**PROMPT:**
Set out the records again, keeping every word as it is.

**ENTRIES SUPPLIED:**
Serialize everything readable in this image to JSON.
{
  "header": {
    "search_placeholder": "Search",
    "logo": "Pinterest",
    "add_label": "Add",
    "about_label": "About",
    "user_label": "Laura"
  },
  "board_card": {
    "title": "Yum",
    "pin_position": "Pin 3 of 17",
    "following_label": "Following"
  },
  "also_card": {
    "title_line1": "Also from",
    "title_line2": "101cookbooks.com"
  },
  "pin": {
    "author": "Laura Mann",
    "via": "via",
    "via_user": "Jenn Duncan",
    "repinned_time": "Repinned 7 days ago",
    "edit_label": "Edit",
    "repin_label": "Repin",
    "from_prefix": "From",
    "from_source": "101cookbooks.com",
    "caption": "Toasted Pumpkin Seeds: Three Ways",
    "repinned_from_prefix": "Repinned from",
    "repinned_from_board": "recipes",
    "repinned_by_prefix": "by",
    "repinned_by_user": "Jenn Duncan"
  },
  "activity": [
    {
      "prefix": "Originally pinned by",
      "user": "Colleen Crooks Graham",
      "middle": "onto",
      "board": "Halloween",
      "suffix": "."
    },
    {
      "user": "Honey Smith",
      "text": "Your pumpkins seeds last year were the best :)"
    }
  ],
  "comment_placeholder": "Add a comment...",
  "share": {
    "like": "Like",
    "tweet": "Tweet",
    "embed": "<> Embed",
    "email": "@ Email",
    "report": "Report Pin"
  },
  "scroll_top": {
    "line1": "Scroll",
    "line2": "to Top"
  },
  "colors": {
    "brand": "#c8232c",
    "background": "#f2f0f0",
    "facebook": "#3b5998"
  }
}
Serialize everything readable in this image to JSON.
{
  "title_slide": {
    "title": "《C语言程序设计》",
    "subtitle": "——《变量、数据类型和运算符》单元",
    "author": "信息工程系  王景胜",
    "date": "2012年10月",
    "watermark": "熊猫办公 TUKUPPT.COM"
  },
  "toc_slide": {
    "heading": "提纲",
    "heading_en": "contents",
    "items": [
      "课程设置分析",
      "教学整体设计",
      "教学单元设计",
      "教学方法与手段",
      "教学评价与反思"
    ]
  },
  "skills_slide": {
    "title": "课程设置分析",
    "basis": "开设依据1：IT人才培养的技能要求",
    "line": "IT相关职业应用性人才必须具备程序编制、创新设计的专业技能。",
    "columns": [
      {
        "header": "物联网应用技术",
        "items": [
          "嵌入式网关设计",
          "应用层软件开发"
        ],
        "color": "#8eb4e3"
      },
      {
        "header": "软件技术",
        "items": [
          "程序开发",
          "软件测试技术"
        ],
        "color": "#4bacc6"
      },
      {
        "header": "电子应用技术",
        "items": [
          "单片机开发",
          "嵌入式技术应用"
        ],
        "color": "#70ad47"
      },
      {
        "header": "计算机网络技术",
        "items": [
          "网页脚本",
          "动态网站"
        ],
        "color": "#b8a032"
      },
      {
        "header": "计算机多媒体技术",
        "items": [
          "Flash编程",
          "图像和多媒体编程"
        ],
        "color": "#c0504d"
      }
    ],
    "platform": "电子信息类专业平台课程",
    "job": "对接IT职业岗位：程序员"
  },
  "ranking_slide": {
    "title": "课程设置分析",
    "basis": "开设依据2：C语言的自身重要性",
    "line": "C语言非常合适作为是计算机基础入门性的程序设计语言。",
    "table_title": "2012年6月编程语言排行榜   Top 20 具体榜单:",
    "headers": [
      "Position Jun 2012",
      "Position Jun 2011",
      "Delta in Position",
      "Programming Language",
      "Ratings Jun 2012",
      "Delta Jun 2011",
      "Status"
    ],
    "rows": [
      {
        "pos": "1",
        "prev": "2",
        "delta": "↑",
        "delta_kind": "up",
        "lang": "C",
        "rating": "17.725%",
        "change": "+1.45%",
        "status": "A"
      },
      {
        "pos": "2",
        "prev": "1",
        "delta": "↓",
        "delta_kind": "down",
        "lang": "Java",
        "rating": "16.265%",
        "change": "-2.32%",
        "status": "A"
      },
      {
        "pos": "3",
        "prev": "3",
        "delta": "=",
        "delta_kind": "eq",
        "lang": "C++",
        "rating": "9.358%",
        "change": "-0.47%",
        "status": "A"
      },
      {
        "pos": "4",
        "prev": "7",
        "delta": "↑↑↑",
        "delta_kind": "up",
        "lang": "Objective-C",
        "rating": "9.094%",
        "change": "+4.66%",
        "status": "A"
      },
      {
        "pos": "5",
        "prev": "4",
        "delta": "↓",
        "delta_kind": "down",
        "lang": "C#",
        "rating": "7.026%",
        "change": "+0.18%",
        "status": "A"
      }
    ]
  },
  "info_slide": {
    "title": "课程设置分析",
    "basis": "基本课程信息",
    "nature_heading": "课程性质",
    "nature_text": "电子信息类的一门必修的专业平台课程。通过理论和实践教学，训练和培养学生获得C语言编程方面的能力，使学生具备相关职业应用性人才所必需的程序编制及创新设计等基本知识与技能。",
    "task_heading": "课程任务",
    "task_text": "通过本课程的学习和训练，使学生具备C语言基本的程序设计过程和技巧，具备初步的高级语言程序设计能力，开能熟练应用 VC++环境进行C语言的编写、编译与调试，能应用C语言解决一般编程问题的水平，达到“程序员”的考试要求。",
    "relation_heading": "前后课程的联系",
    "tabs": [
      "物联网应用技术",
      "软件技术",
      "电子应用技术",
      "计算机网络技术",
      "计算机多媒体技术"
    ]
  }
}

**SOLVED PROBLEM:**
Serialize everything readable in this image to JSON.
{
  "header": {
    "search_placeholder": "Search",
    "logo": "Pinterest",
    "add_label": "Add",
    "about_label": "About",
    "user_label": "Laura"
  },
  "board_card": {
    "title": "Yum",
    "pin_position": "Pin 3 of 17",
    "following_label": "Following"
  },
  "also_card": {
    "title_line1": "Also from",
    "title_line2": "101cookbooks.com"
  },
  "pin": {
    "author": "Laura Mann",
    "via": "via",
    "via_user": "Jenn Duncan",
    "repinned_time": "Repinned 7 days ago",
    "edit_label": "Edit",
    "repin_label": "Repin",
    "from_prefix": "From",
    "from_source": "101cookbooks.com",
    "caption": "Toasted Pumpkin Seeds: Three Ways",
    "repinned_from_prefix": "Repinned from",
    "repinned_from_board": "recipes",
    "repinned_by_prefix": "by",
    "repinned_by_user": "Jenn Duncan"
  },
  "activity": [
    {
      "prefix": "Originally pinned by",
      "user": "Colleen Crooks Graham",
      "middle": "onto",
      "board": "Halloween",
      "suffix": "."
    },
    {
      "user": "Honey Smith",
      "text": "Your pumpkins seeds last year were the best :)"
    }
  ],
  "comment_placeholder": "Add a comment...",
  "share": {
    "like": "Like",
    "tweet": "Tweet",
    "embed": "<> Embed",
    "email": "@ Email",
    "report": "Report Pin"
  },
  "scroll_top": {
    "line1": "Scroll",
    "line2": "to Top"
  },
  "colors": {
    "brand": "#c8232c",
    "background": "#f2f0f0",
    "facebook": "#3b5998"
  }
}
Serialize everything readable in this image to JSON.
{
  "title_slide": {
    "title": "《C语言程序设计》",
    "subtitle": "——《变量、数据类型和运算符》单元",
    "author": "信息工程系  王景胜",
    "date": "2012年10月",
    "watermark": "熊猫办公 TUKUPPT.COM"
  },
  "toc_slide": {
    "heading": "提纲",
    "heading_en": "contents",
    "items": [
      "课程设置分析",
      "教学整体设计",
      "教学单元设计",
      "教学方法与手段",
      "教学评价与反思"
    ]
  },
  "skills_slide": {
    "title": "课程设置分析",
    "basis": "开设依据1：IT人才培养的技能要求",
    "line": "IT相关职业应用性人才必须具备程序编制、创新设计的专业技能。",
    "columns": [
      {
        "header": "物联网应用技术",
        "items": [
          "嵌入式网关设计",
          "应用层软件开发"
        ],
        "color": "#8eb4e3"
      },
      {
        "header": "软件技术",
        "items": [
          "程序开发",
          "软件测试技术"
        ],
        "color": "#4bacc6"
      },
      {
        "header": "电子应用技术",
        "items": [
          "单片机开发",
          "嵌入式技术应用"
        ],
        "color": "#70ad47"
      },
      {
        "header": "计算机网络技术",
        "items": [
          "网页脚本",
          "动态网站"
        ],
        "color": "#b8a032"
      },
      {
        "header": "计算机多媒体技术",
        "items": [
          "Flash编程",
          "图像和多媒体编程"
        ],
        "color": "#c0504d"
      }
    ],
    "platform": "电子信息类专业平台课程",
    "job": "对接IT职业岗位：程序员"
  },
  "ranking_slide": {
    "title": "课程设置分析",
    "basis": "开设依据2：C语言的自身重要性",
    "line": "C语言非常合适作为是计算机基础入门性的程序设计语言。",
    "table_title": "2012年6月编程语言排行榜   Top 20 具体榜单:",
    "headers": [
      "Position Jun 2012",
      "Position Jun 2011",
      "Delta in Position",
      "Programming Language",
      "Ratings Jun 2012",
      "Delta Jun 2011",
      "Status"
    ],
    "rows": [
      {
        "pos": "1",
        "prev": "2",
        "delta": "↑",
        "delta_kind": "up",
        "lang": "C",
        "rating": "17.725%",
        "change": "+1.45%",
        "status": "A"
      },
      {
        "pos": "2",
        "prev": "1",
        "delta": "↓",
        "delta_kind": "down",
        "lang": "Java",
        "rating": "16.265%",
        "change": "-2.32%",
        "status": "A"
      },
      {
        "pos": "3",
        "prev": "3",
        "delta": "=",
        "delta_kind": "eq",
        "lang": "C++",
        "rating": "9.358%",
        "change": "-0.47%",
        "status": "A"
      },
      {
        "pos": "4",
        "prev": "7",
        "delta": "↑↑↑",
        "delta_kind": "up",
        "lang": "Objective-C",
        "rating": "9.094%",
        "change": "+4.66%",
        "status": "A"
      },
      {
        "pos": "5",
        "prev": "4",
        "delta": "↓",
        "delta_kind": "down",
        "lang": "C#",
        "rating": "7.026%",
        "change": "+0.18%",
        "status": "A"
      }
    ]
  },
  "info_slide": {
    "title": "课程设置分析",
    "basis": "基本课程信息",
    "nature_heading": "课程性质",
    "nature_text": "电子信息类的一门必修的专业平台课程。通过理论和实践教学，训练和培养学生获得C语言编程方面的能力，使学生具备相关职业应用性人才所必需的程序编制及创新设计等基本知识与技能。",
    "task_heading": "课程任务",
    "task_text": "通过本课程的学习和训练，使学生具备C语言基本的程序设计过程和技巧，具备初步的高级语言程序设计能力，开能熟练应用 VC++环境进行C语言的编写、编译与调试，能应用C语言解决一般编程问题的水平，达到“程序员”的考试要求。",
    "relation_heading": "前后课程的联系",
    "tabs": [
      "物联网应用技术",
      "软件技术",
      "电子应用技术",
      "计算机网络技术",
      "计算机多媒体技术"
    ]
  }
}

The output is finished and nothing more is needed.